Since institutional investors own more than half the issued stock, the board will likely have to pay attention to their preferences. Star Entertainment Group is not owned by hedge funds. There are a reasonable number of analysts covering the stock, so it might be useful to find out their aggregate view on the future.
Insider Ownership Of Star Entertainment Group
The definition of company insiders can be subjective, and does vary between jurisdictions. Our data reflects individual insiders, capturing board members at the very least. The company management answer to the board; and the latter should represent the interests of shareholders. Notably, sometimes top-level managers are on the board, themselves.
Insider ownership is positive when it signals leadership are thinking like the true owners of the company. However, high insider ownership can also give immense power to a small group within the company. This can be negative in some circumstances.
Our information suggests that The Star Entertainment Group Limited insiders own under 1% of the company. However, it's possible that insiders might have an indirect interest through a more complex structure. Keep in mind that it's a big company, and the insiders own AU$7.9m worth of shares. The absolute value might be more important than the proportional share. Arguably, recent buying and selling is just as important to consider. You can click here to see if insiders have been buying or selling.
General Public Ownership
The general public holds a 33% stake in SGR. While this group can't necessarily call the shots, it can certainly have a real influence on how the company is run.
Private Company Ownership
Our data indicates that Private Companies hold 5.4%, of the company's shares. It might be worth looking deeper into this. If related parties, such as insiders, have an interest in one of these private companies, that should be disclosed in the annual report. Private companies may also have a strategic interest in the company.
Public Company Ownership
Public companies currently own 5.0% of SGR stock. We can't be certain, but this is quite possible this is a strategic stake. The businesses may be similar, or work together.

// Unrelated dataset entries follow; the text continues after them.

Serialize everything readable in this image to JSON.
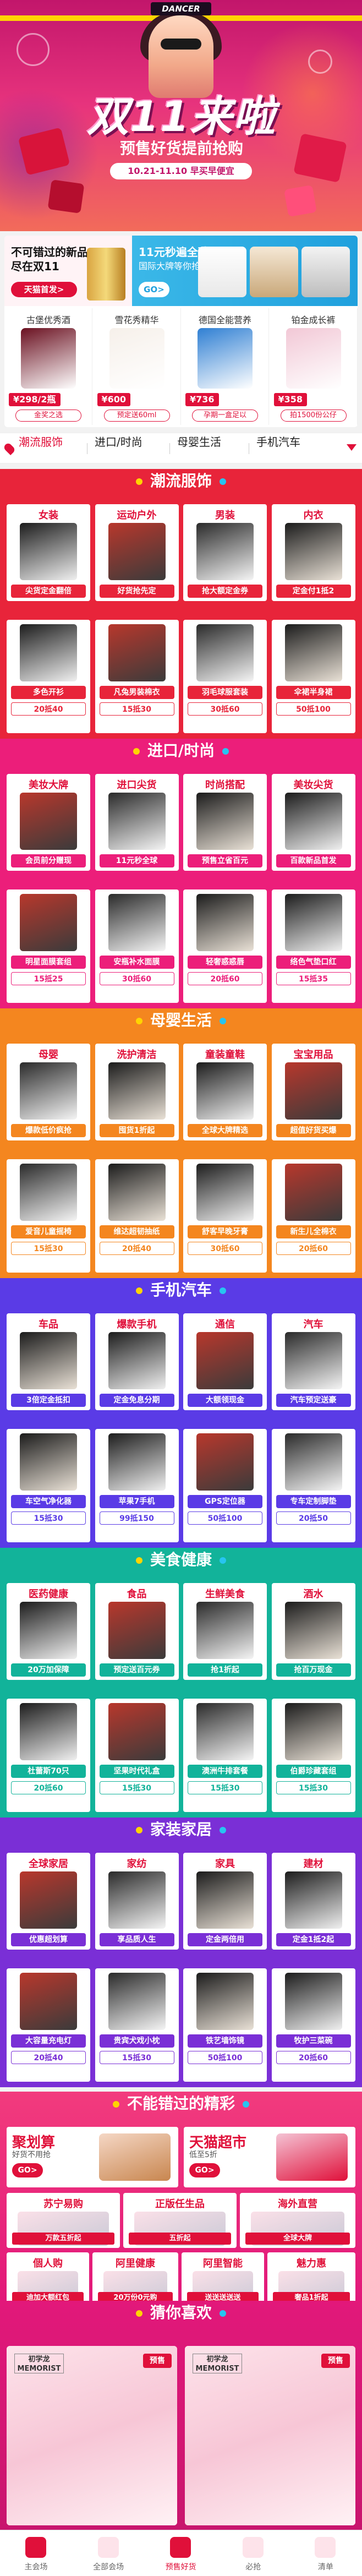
{
  "hero": {
    "badge": "DANCER",
    "title": "双11来啦",
    "subtitle": "预售好货提前抢购",
    "dates": "10.21-11.10 早买早便宜"
  },
  "promo": {
    "left": {
      "line1": "不可错过的新品",
      "line2": "尽在双11",
      "button": "天猫首发>"
    },
    "right": {
      "title": "11元秒遍全球",
      "subtitle": "国际大牌等你抢",
      "button": "GO>"
    },
    "cells": [
      {
        "name": "古堡优秀酒",
        "price": "¥298/2瓶",
        "tag": "金奖之选"
      },
      {
        "name": "雪花秀精华",
        "price": "¥600",
        "tag": "预定送60ml"
      },
      {
        "name": "德国全能营养",
        "price": "¥736",
        "tag": "孕期一盒足以"
      },
      {
        "name": "铂金成长裤",
        "price": "¥358",
        "tag": "拍1500份公仔"
      }
    ]
  },
  "nav": {
    "items": [
      "潮流服饰",
      "进口/时尚",
      "母婴生活",
      "手机汽车"
    ],
    "active": 0
  },
  "sections": [
    {
      "title": "潮流服饰",
      "color": "#e8243a",
      "cards": [
        {
          "label": "女装",
          "pill": "尖货定金翻倍"
        },
        {
          "label": "运动户外",
          "pill": "好货抢先定"
        },
        {
          "label": "男装",
          "pill": "抢大额定金券"
        },
        {
          "label": "内衣",
          "pill": "定金付1抵2"
        },
        {
          "label": "",
          "pill": "多色开衫"
        },
        {
          "label": "",
          "pill": "凡兔男装棉衣"
        },
        {
          "label": "",
          "pill": "羽毛球服套装"
        },
        {
          "label": "",
          "pill": "伞裙半身裙"
        },
        {
          "label": "",
          "pill": "20抵40"
        },
        {
          "label": "",
          "pill": "15抵30"
        },
        {
          "label": "",
          "pill": "30抵60"
        },
        {
          "label": "",
          "pill": "50抵100"
        }
      ]
    },
    {
      "title": "进口/时尚",
      "color": "#ec1e7a",
      "cards": [
        {
          "label": "美妆大牌",
          "pill": "会员前分赠现"
        },
        {
          "label": "进口尖货",
          "pill": "11元秒全球"
        },
        {
          "label": "时尚搭配",
          "pill": "预售立省百元"
        },
        {
          "label": "美妆尖货",
          "pill": "百款新品首发"
        },
        {
          "label": "",
          "pill": "明星面膜套组"
        },
        {
          "label": "",
          "pill": "安瓶补水面膜"
        },
        {
          "label": "",
          "pill": "轻奢惑惑唇"
        },
        {
          "label": "",
          "pill": "络色气垫口红"
        },
        {
          "label": "",
          "pill": "15抵25"
        },
        {
          "label": "",
          "pill": "30抵60"
        },
        {
          "label": "",
          "pill": "20抵60"
        },
        {
          "label": "",
          "pill": "15抵35"
        }
      ]
    },
    {
      "title": "母婴生活",
      "color": "#f4861f",
      "cards": [
        {
          "label": "母婴",
          "pill": "爆款低价疯抢"
        },
        {
          "label": "洗护清洁",
          "pill": "囤货1折起"
        },
        {
          "label": "童装童鞋",
          "pill": "全球大牌精选"
        },
        {
          "label": "宝宝用品",
          "pill": "超值好货买爆"
        },
        {
          "label": "",
          "pill": "爱音儿童摇椅"
        },
        {
          "label": "",
          "pill": "维达超韧抽纸"
        },
        {
          "label": "",
          "pill": "舒客早晚牙膏"
        },
        {
          "label": "",
          "pill": "新生儿全棉衣"
        },
        {
          "label": "",
          "pill": "15抵30"
        },
        {
          "label": "",
          "pill": "20抵40"
        },
        {
          "label": "",
          "pill": "30抵60"
        },
        {
          "label": "",
          "pill": "20抵60"
        }
      ]
    },
    {
      "title": "手机汽车",
      "color": "#5a3be6",
      "cards": [
        {
          "label": "车品",
          "pill": "3倍定金抵扣"
        },
        {
          "label": "爆款手机",
          "pill": "定金免息分期"
        },
        {
          "label": "通信",
          "pill": "大额领现金"
        },
        {
          "label": "汽车",
          "pill": "汽车预定送豪"
        },
        {
          "label": "",
          "pill": "车空气净化器"
        },
        {
          "label": "",
          "pill": "苹果7手机"
        },
        {
          "label": "",
          "pill": "GPS定位器"
        },
        {
          "label": "",
          "pill": "专车定制脚垫"
        },
        {
          "label": "",
          "pill": "15抵30"
        },
        {
          "label": "",
          "pill": "99抵150"
        },
        {
          "label": "",
          "pill": "50抵100"
        },
        {
          "label": "",
          "pill": "20抵50"
        }
      ]
    },
    {
      "title": "美食健康",
      "color": "#12b39a",
      "cards": [
        {
          "label": "医药健康",
          "pill": "20万加保障"
        },
        {
          "label": "食品",
          "pill": "预定送百元券"
        },
        {
          "label": "生鲜美食",
          "pill": "抢1折起"
        },
        {
          "label": "酒水",
          "pill": "抢百万现金"
        },
        {
          "label": "",
          "pill": "杜蕾斯70只"
        },
        {
          "label": "",
          "pill": "坚果时代礼盒"
        },
        {
          "label": "",
          "pill": "澳洲牛排套餐"
        },
        {
          "label": "",
          "pill": "伯爵珍藏套组"
        },
        {
          "label": "",
          "pill": "20抵60"
        },
        {
          "label": "",
          "pill": "15抵30"
        },
        {
          "label": "",
          "pill": "15抵30"
        },
        {
          "label": "",
          "pill": "15抵30"
        }
      ]
    },
    {
      "title": "家装家居",
      "color": "#7a2fd6",
      "cards": [
        {
          "label": "全球家居",
          "pill": "优惠超划算"
        },
        {
          "label": "家纺",
          "pill": "享品质人生"
        },
        {
          "label": "家具",
          "pill": "定金两倍用"
        },
        {
          "label": "建材",
          "pill": "定金1抵2起"
        },
        {
          "label": "",
          "pill": "大容量充电灯"
        },
        {
          "label": "",
          "pill": "贵宾犬戏小枕"
        },
        {
          "label": "",
          "pill": "铁艺墙饰镜"
        },
        {
          "label": "",
          "pill": "牧护三菜碗"
        },
        {
          "label": "",
          "pill": "20抵40"
        },
        {
          "label": "",
          "pill": "15抵30"
        },
        {
          "label": "",
          "pill": "50抵100"
        },
        {
          "label": "",
          "pill": "20抵60"
        }
      ]
    }
  ],
  "must_see": {
    "title": "不能错过的精彩",
    "big": [
      {
        "title": "聚划算",
        "sub": "好货不用抢",
        "button": "GO>"
      },
      {
        "title": "天猫超市",
        "sub": "低至5折",
        "button": "GO>"
      }
    ],
    "small": [
      {
        "title": "苏宁易购",
        "price": "万款五折起"
      },
      {
        "title": "正版任生品",
        "price": "五折起"
      },
      {
        "title": "海外直营",
        "price": "全球大牌"
      },
      {
        "title": "個人购",
        "price": "迪加大额红包"
      },
      {
        "title": "阿里健康",
        "price": "20万份0元购"
      },
      {
        "title": "阿里智能",
        "price": "送送送送送"
      },
      {
        "title": "魅力惠",
        "price": "奢品1折起"
      }
    ]
  },
  "guess": {
    "title": "猜你喜欢",
    "items": [
      {
        "brand": "初学龙 MEMORIST",
        "tag": "预售"
      },
      {
        "brand": "初学龙 MEMORIST",
        "tag": "预售"
      }
    ]
  },
  "tabs": [
    "主会场",
    "全部会场",
    "预售好货",
    "必抢",
    "清单"
  ],
  "tab_active": 2
}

While it is well worth considering the different groups that own a company, there are other factors that are even more important.
I like to dive deeper into how a company has performed in the past. You can find historic revenue and earnings in this detailed graph.

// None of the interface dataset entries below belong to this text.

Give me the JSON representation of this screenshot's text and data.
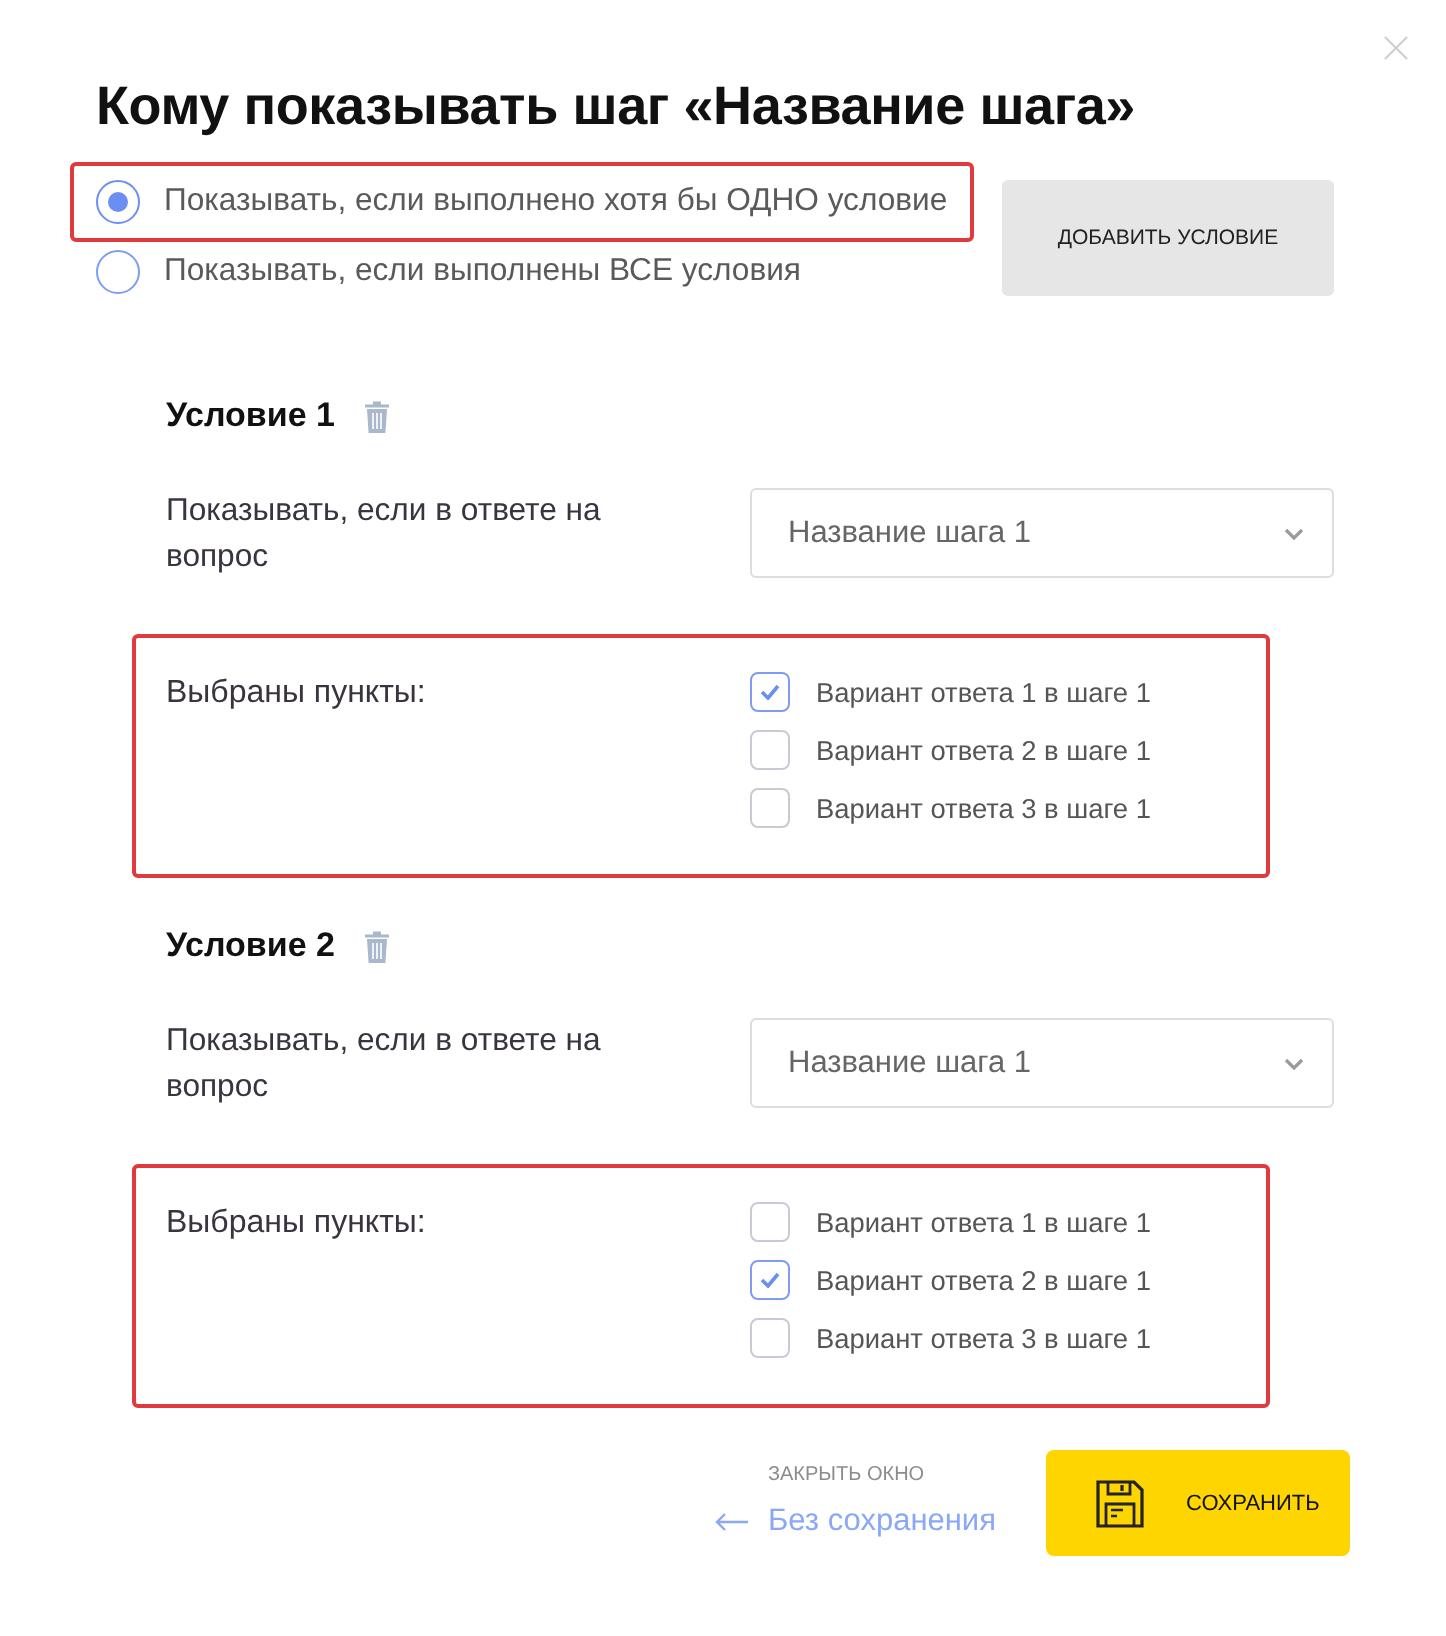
{
  "title": "Кому показывать шаг «Название шага»",
  "visibility_options": [
    {
      "label": "Показывать, если выполнено хотя бы ОДНО условие",
      "selected": true,
      "highlighted": true
    },
    {
      "label": "Показывать, если выполнены ВСЕ условия",
      "selected": false,
      "highlighted": false
    }
  ],
  "add_button": "ДОБАВИТЬ УСЛОВИЕ",
  "conditions": [
    {
      "title": "Условие 1",
      "question_label": "Показывать, если в ответе на вопрос",
      "question_select": {
        "value": "Название шага 1"
      },
      "answers_label": "Выбраны пункты:",
      "answers_highlighted": true,
      "answers": [
        {
          "label": "Вариант ответа 1 в шаге 1",
          "checked": true
        },
        {
          "label": "Вариант ответа 2 в шаге 1",
          "checked": false
        },
        {
          "label": "Вариант ответа 3 в шаге 1",
          "checked": false
        }
      ]
    },
    {
      "title": "Условие 2",
      "question_label": "Показывать, если в ответе на вопрос",
      "question_select": {
        "value": "Название шага 1"
      },
      "answers_label": "Выбраны пункты:",
      "answers_highlighted": true,
      "answers": [
        {
          "label": "Вариант ответа 1 в шаге 1",
          "checked": false
        },
        {
          "label": "Вариант ответа 2 в шаге 1",
          "checked": true
        },
        {
          "label": "Вариант ответа 3 в шаге 1",
          "checked": false
        }
      ]
    }
  ],
  "footer": {
    "close_caption": "ЗАКРЫТЬ ОКНО",
    "back_link": "Без сохранения",
    "save_button": "СОХРАНИТЬ"
  }
}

Ultimately the future is most important. You can access this free report on analyst forecasts for the company.
NB: Figures in this article are calculated using data from the last twelve months, which refer to the 12-month period ending on the last date of the month the financial statement is dated. This may not be consistent with full year annual report figures.
We aim to bring you long-term focused research analysis driven by fundamental data. Note that our analysis may not factor in the latest price-sensitive company announcements or qualitative material.
If you spot an error that warrants correction, please contact the editor at firstname.lastname@example.org. This article by Simply Wall St is general in nature. It does not constitute a recommendation to buy or sell any stock, and does not take account of your objectives, or your financial situation. Simply Wall St has no position in the stocks mentioned. Thank you for reading.